[TASK INPUT Boundary: Start]

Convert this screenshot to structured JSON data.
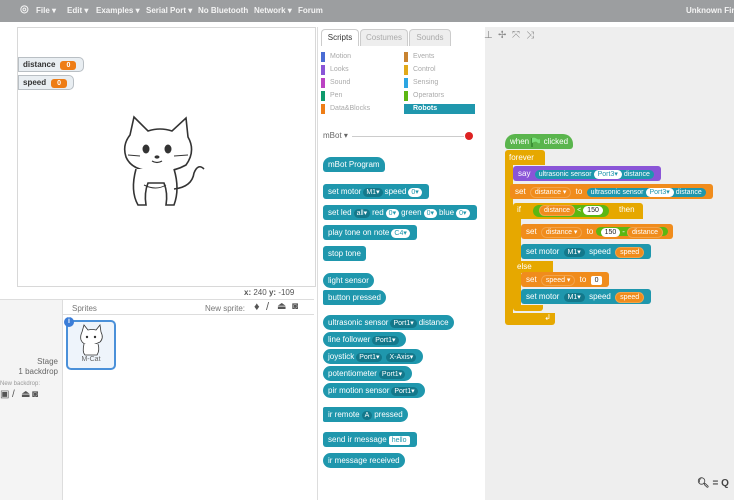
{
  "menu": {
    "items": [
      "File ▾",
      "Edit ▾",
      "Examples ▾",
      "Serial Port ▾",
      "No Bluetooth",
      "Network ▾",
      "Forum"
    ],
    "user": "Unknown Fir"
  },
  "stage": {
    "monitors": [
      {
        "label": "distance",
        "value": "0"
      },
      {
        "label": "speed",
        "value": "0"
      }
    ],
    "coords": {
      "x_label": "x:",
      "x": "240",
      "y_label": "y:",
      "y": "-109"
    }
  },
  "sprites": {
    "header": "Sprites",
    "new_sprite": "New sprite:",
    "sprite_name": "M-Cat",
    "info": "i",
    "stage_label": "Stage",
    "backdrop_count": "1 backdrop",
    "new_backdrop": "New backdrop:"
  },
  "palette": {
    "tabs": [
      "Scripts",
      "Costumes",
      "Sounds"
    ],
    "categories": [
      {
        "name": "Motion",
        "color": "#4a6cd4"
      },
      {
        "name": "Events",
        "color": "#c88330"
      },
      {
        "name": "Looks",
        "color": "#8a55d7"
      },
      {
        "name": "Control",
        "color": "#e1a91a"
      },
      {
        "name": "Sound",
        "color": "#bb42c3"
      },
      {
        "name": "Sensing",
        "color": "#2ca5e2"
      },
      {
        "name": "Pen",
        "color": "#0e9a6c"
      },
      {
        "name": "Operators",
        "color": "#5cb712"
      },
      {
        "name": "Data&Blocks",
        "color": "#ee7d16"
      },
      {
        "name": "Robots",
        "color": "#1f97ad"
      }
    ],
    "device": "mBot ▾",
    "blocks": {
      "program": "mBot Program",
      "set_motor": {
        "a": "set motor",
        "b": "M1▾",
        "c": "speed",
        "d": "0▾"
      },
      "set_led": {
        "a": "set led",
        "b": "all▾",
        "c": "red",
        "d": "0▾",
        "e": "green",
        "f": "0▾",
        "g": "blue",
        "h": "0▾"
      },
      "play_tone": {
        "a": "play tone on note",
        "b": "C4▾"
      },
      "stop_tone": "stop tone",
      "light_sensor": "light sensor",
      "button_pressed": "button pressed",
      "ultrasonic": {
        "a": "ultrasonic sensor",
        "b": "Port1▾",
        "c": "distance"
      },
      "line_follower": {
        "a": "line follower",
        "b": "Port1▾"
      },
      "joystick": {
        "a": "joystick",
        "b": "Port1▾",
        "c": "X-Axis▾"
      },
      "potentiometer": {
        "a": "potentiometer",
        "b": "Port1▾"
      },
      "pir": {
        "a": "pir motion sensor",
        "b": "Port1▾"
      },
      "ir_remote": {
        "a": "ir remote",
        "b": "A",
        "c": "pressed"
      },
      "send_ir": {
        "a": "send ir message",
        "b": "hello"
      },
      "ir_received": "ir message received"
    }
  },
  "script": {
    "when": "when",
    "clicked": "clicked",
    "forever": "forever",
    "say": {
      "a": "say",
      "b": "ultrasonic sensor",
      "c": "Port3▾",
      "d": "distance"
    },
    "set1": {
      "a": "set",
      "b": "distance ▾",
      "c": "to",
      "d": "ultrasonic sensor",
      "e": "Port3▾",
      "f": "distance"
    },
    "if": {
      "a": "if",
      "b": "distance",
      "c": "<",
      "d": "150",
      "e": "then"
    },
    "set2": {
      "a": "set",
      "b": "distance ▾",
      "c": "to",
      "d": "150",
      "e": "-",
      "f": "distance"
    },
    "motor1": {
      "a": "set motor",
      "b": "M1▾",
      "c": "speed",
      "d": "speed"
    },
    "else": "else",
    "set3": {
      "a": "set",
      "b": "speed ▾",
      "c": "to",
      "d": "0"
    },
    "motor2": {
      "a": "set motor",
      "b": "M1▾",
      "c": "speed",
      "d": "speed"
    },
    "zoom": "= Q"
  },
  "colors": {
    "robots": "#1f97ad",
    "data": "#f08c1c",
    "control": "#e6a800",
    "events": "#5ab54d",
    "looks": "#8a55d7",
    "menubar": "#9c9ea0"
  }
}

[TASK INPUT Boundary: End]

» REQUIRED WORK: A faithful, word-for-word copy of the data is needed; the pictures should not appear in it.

» RESULT OF THE EXERCISE:
Convert this screenshot to structured JSON data.
{
  "menu": {
    "items": [
      "File ▾",
      "Edit ▾",
      "Examples ▾",
      "Serial Port ▾",
      "No Bluetooth",
      "Network ▾",
      "Forum"
    ],
    "user": "Unknown Fir"
  },
  "stage": {
    "monitors": [
      {
        "label": "distance",
        "value": "0"
      },
      {
        "label": "speed",
        "value": "0"
      }
    ],
    "coords": {
      "x_label": "x:",
      "x": "240",
      "y_label": "y:",
      "y": "-109"
    }
  },
  "sprites": {
    "header": "Sprites",
    "new_sprite": "New sprite:",
    "sprite_name": "M-Cat",
    "info": "i",
    "stage_label": "Stage",
    "backdrop_count": "1 backdrop",
    "new_backdrop": "New backdrop:"
  },
  "palette": {
    "tabs": [
      "Scripts",
      "Costumes",
      "Sounds"
    ],
    "categories": [
      {
        "name": "Motion",
        "color": "#4a6cd4"
      },
      {
        "name": "Events",
        "color": "#c88330"
      },
      {
        "name": "Looks",
        "color": "#8a55d7"
      },
      {
        "name": "Control",
        "color": "#e1a91a"
      },
      {
        "name": "Sound",
        "color": "#bb42c3"
      },
      {
        "name": "Sensing",
        "color": "#2ca5e2"
      },
      {
        "name": "Pen",
        "color": "#0e9a6c"
      },
      {
        "name": "Operators",
        "color": "#5cb712"
      },
      {
        "name": "Data&Blocks",
        "color": "#ee7d16"
      },
      {
        "name": "Robots",
        "color": "#1f97ad"
      }
    ],
    "device": "mBot ▾",
    "blocks": {
      "program": "mBot Program",
      "set_motor": {
        "a": "set motor",
        "b": "M1▾",
        "c": "speed",
        "d": "0▾"
      },
      "set_led": {
        "a": "set led",
        "b": "all▾",
        "c": "red",
        "d": "0▾",
        "e": "green",
        "f": "0▾",
        "g": "blue",
        "h": "0▾"
      },
      "play_tone": {
        "a": "play tone on note",
        "b": "C4▾"
      },
      "stop_tone": "stop tone",
      "light_sensor": "light sensor",
      "button_pressed": "button pressed",
      "ultrasonic": {
        "a": "ultrasonic sensor",
        "b": "Port1▾",
        "c": "distance"
      },
      "line_follower": {
        "a": "line follower",
        "b": "Port1▾"
      },
      "joystick": {
        "a": "joystick",
        "b": "Port1▾",
        "c": "X-Axis▾"
      },
      "potentiometer": {
        "a": "potentiometer",
        "b": "Port1▾"
      },
      "pir": {
        "a": "pir motion sensor",
        "b": "Port1▾"
      },
      "ir_remote": {
        "a": "ir remote",
        "b": "A",
        "c": "pressed"
      },
      "send_ir": {
        "a": "send ir message",
        "b": "hello"
      },
      "ir_received": "ir message received"
    }
  },
  "script": {
    "when": "when",
    "clicked": "clicked",
    "forever": "forever",
    "say": {
      "a": "say",
      "b": "ultrasonic sensor",
      "c": "Port3▾",
      "d": "distance"
    },
    "set1": {
      "a": "set",
      "b": "distance ▾",
      "c": "to",
      "d": "ultrasonic sensor",
      "e": "Port3▾",
      "f": "distance"
    },
    "if": {
      "a": "if",
      "b": "distance",
      "c": "<",
      "d": "150",
      "e": "then"
    },
    "set2": {
      "a": "set",
      "b": "distance ▾",
      "c": "to",
      "d": "150",
      "e": "-",
      "f": "distance"
    },
    "motor1": {
      "a": "set motor",
      "b": "M1▾",
      "c": "speed",
      "d": "speed"
    },
    "else": "else",
    "set3": {
      "a": "set",
      "b": "speed ▾",
      "c": "to",
      "d": "0"
    },
    "motor2": {
      "a": "set motor",
      "b": "M1▾",
      "c": "speed",
      "d": "speed"
    },
    "zoom": "= Q"
  },
  "colors": {
    "robots": "#1f97ad",
    "data": "#f08c1c",
    "control": "#e6a800",
    "events": "#5ab54d",
    "looks": "#8a55d7",
    "menubar": "#9c9ea0"
  }
}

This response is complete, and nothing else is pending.